Thomas also defended the rights of the people of New Orleans to survive by any means necessary. “If I was down there, and starving for five days, after suffering that type of devastation, and I saw some armed troops coming down not with food or water or supplies but with guns drawn trying to enforce a curfew or whatever they were doing, I would have reacted the same way many of them reacted, with hostility. I am not saying that I condone shooting at the police or firemen; I’m just saying that I understand their frustration. This is unfortunately a direct reflection of the entire Republican platform. The rich are awarded all of the rights, privileges, respect, et cetera in this country, and the poor are pushed to the side. You see that with education, healthcare, court justice and every other aspect of society. If this had hit a higher economic area, Bush would have reacted much quicker and more effectively. It’s a sad reminder of the reality that is our society.”
As political leaders are failing to state the obvious–that years of racist, callous policies enacted by racist, callous politicians have delivered us to this moment–we need to be willing to embrace nontraditional voices. That’s what makes Thomas so welcome. The willingness to take a stand comes as naturally to Thomas as his trademark jump hook.
Moore Black Press recently published Thomas’s More Than an Athlete, a blistering collection of poems that takes on topics like racism, the death penalty and a consumer culture that treasures objects over people. His voice is exactly the kind that people fighting for social justice need to embrace. Fortunately, thousands of folks who may not know Shaquille O’Neal from Tatum O’Neal will hear Thomas in the weeks to come. Thomas will be lending his poetry and his politics to the Operation Ceasefire concert following the September 24 antiwar protests in Washington, DC, and he seems determined to continue to use his platform as an NBA player to raise issues of class and race that are rarely presented to young sports fans.
Thomas knows he is joining a tradition of pro athletes willing to step up for social justice, and he wouldn’t have it any other way. “I admire athletes of the past, like Bill Russell, Muhammad Ali, Jim Brown, John Carlos and Tommie Smith, Kareem [Abdul-Jabbar]–athletes who used their position as a platform to speak out on social issues and stand up for a cause. Basketball is not my life. A quote I live by is: ‘I speak my mind because biting my tongue would make my pride bleed.’ ”

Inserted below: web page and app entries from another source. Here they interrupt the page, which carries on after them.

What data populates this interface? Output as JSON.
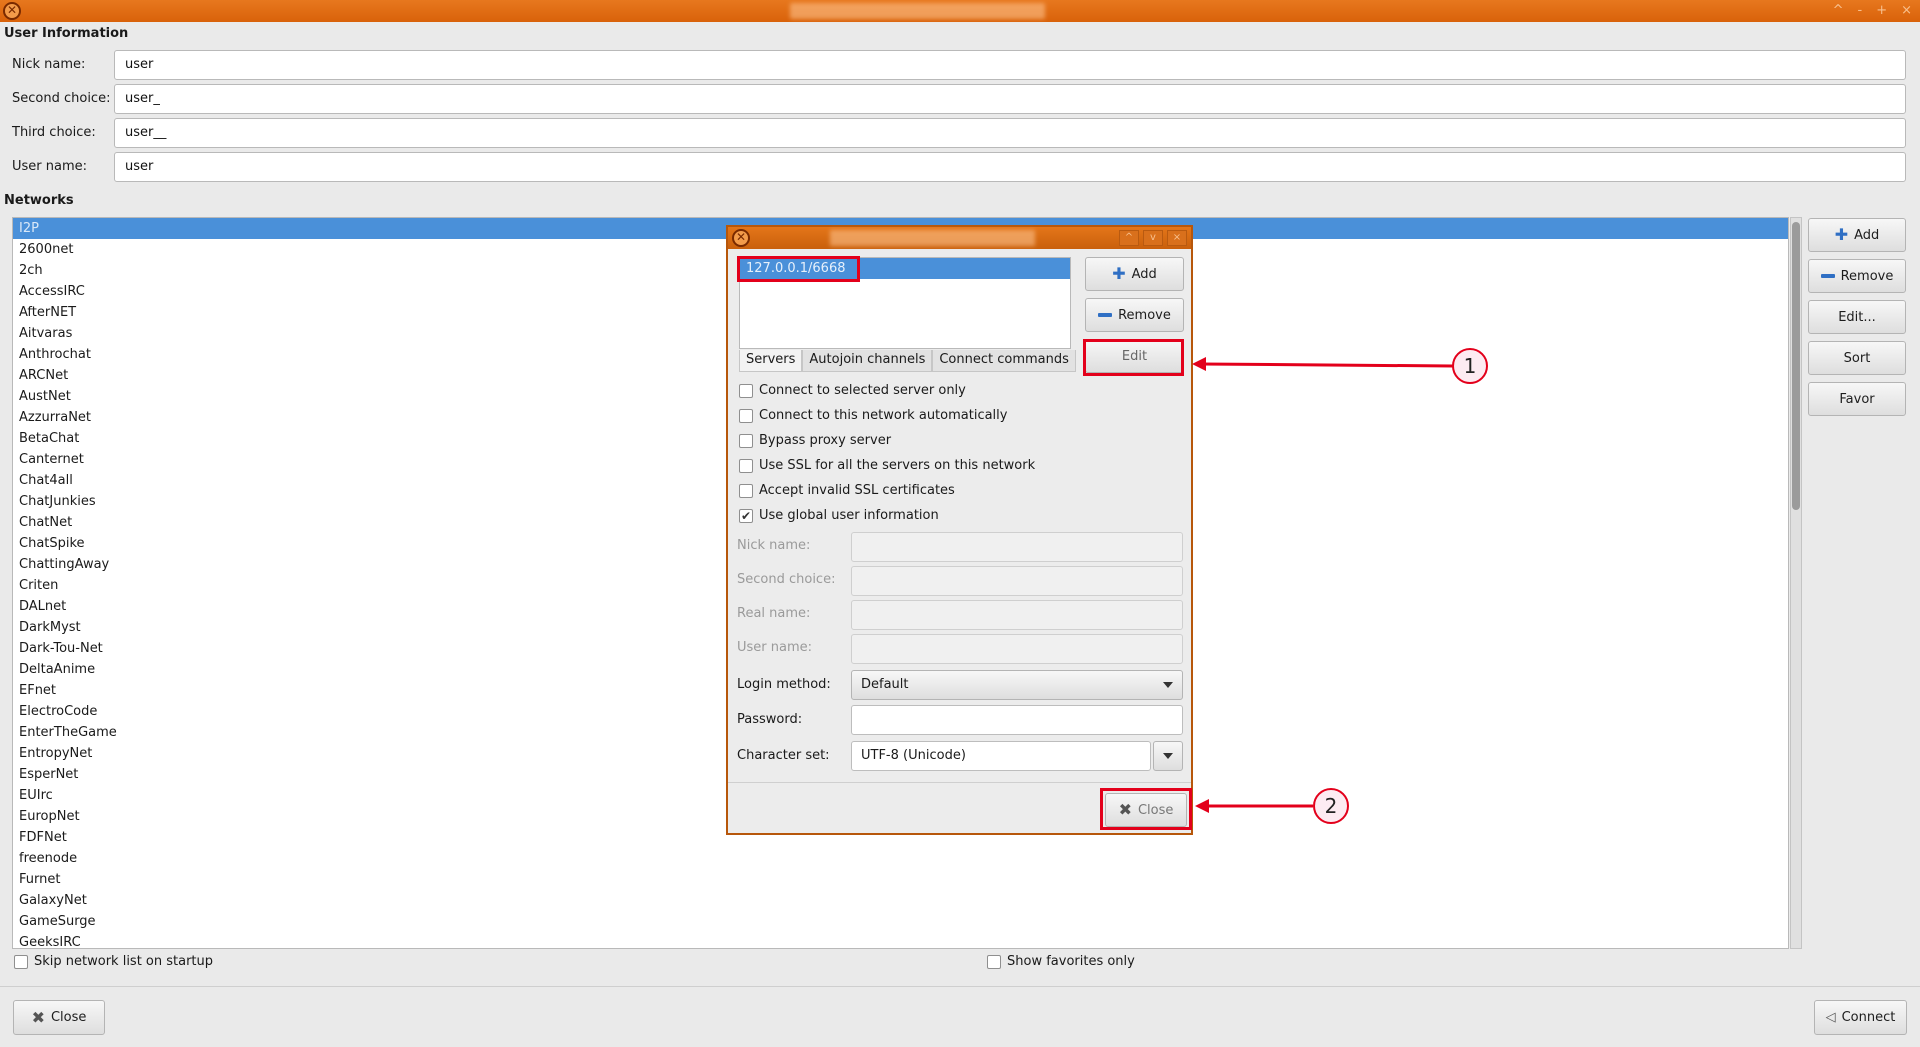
{
  "window": {
    "app_icon": "hexchat-icon",
    "controls": [
      "^",
      "-",
      "+",
      "×"
    ]
  },
  "user_info": {
    "section_label": "User Information",
    "fields": [
      {
        "label": "Nick name:",
        "value": "user"
      },
      {
        "label": "Second choice:",
        "value": "user_"
      },
      {
        "label": "Third choice:",
        "value": "user__"
      },
      {
        "label": "User name:",
        "value": "user"
      }
    ]
  },
  "networks": {
    "section_label": "Networks",
    "items": [
      "I2P",
      "2600net",
      "2ch",
      "AccessIRC",
      "AfterNET",
      "Aitvaras",
      "Anthrochat",
      "ARCNet",
      "AustNet",
      "AzzurraNet",
      "BetaChat",
      "Canternet",
      "Chat4all",
      "ChatJunkies",
      "ChatNet",
      "ChatSpike",
      "ChattingAway",
      "Criten",
      "DALnet",
      "DarkMyst",
      "Dark-Tou-Net",
      "DeltaAnime",
      "EFnet",
      "ElectroCode",
      "EnterTheGame",
      "EntropyNet",
      "EsperNet",
      "EUIrc",
      "EuropNet",
      "FDFNet",
      "freenode",
      "Furnet",
      "GalaxyNet",
      "GameSurge",
      "GeeksIRC"
    ],
    "selected": "I2P",
    "buttons": {
      "add": "Add",
      "remove": "Remove",
      "edit": "Edit...",
      "sort": "Sort",
      "favor": "Favor"
    },
    "skip_on_startup": "Skip network list on startup",
    "show_favorites": "Show favorites only"
  },
  "footer": {
    "close": "Close",
    "connect": "Connect"
  },
  "dialog": {
    "controls": [
      "^",
      "v",
      "×"
    ],
    "servers": [
      "127.0.0.1/6668"
    ],
    "buttons": {
      "add": "Add",
      "remove": "Remove",
      "edit": "Edit",
      "close": "Close"
    },
    "tabs": [
      "Servers",
      "Autojoin channels",
      "Connect commands"
    ],
    "options": [
      {
        "label": "Connect to selected server only",
        "checked": false
      },
      {
        "label": "Connect to this network automatically",
        "checked": false
      },
      {
        "label": "Bypass proxy server",
        "checked": false
      },
      {
        "label": "Use SSL for all the servers on this network",
        "checked": false
      },
      {
        "label": "Accept invalid SSL certificates",
        "checked": false
      },
      {
        "label": "Use global user information",
        "checked": true
      }
    ],
    "check_mark": "✔",
    "fields": [
      {
        "label": "Nick name:",
        "value": ""
      },
      {
        "label": "Second choice:",
        "value": ""
      },
      {
        "label": "Real name:",
        "value": ""
      },
      {
        "label": "User name:",
        "value": ""
      }
    ],
    "login_method": {
      "label": "Login method:",
      "value": "Default"
    },
    "password": {
      "label": "Password:",
      "value": ""
    },
    "charset": {
      "label": "Character set:",
      "value": "UTF-8 (Unicode)"
    }
  },
  "annotations": {
    "callout_1": "1",
    "callout_2": "2",
    "color": "#e3001b"
  }
}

DAVE ZIRIN’s new book “What’s My Name Fool? Sports and Resistance in the United States” is published by Haymarket Books. Check out his revamped website edgeofsports.com. You can receive his column Edge of Sports, every week by e-mailing firstname.lastname@example.org. Contact him at email@example.com.
ALEXANDER COCKBURN, JEFFREY ST CLAIR, BECKY GRANT AND THE INSTITUTE FOR THE ADVANCEMENT OF JOURNALISTIC CLARITY, COUNTERPUNCH
We published an article entitled “A Saudiless Arabia” by Wayne Madsen dated October 22, 2002 (the “Article”), on the website of the Institute for the Advancement of Journalistic Clarity, CounterPunch, www.counterpunch.org (the “Website”).
Although it was not our intention, counsel for Mohammed Hussein Al Amoudi has advised us the Article suggests, or could be read as suggesting, that Mr Al Amoudi has funded, supported, or is in some way associated with, the terrorist activities of Osama bin Laden and the Al Qaeda terrorist network.
We do not have any evidence connecting Mr Al Amoudi with terrorism.
As a result of an exchange of communications with Mr Al Amoudi’s lawyers, we have removed the Article from the Website.
We are pleased to clarify the position.
August 17, 2005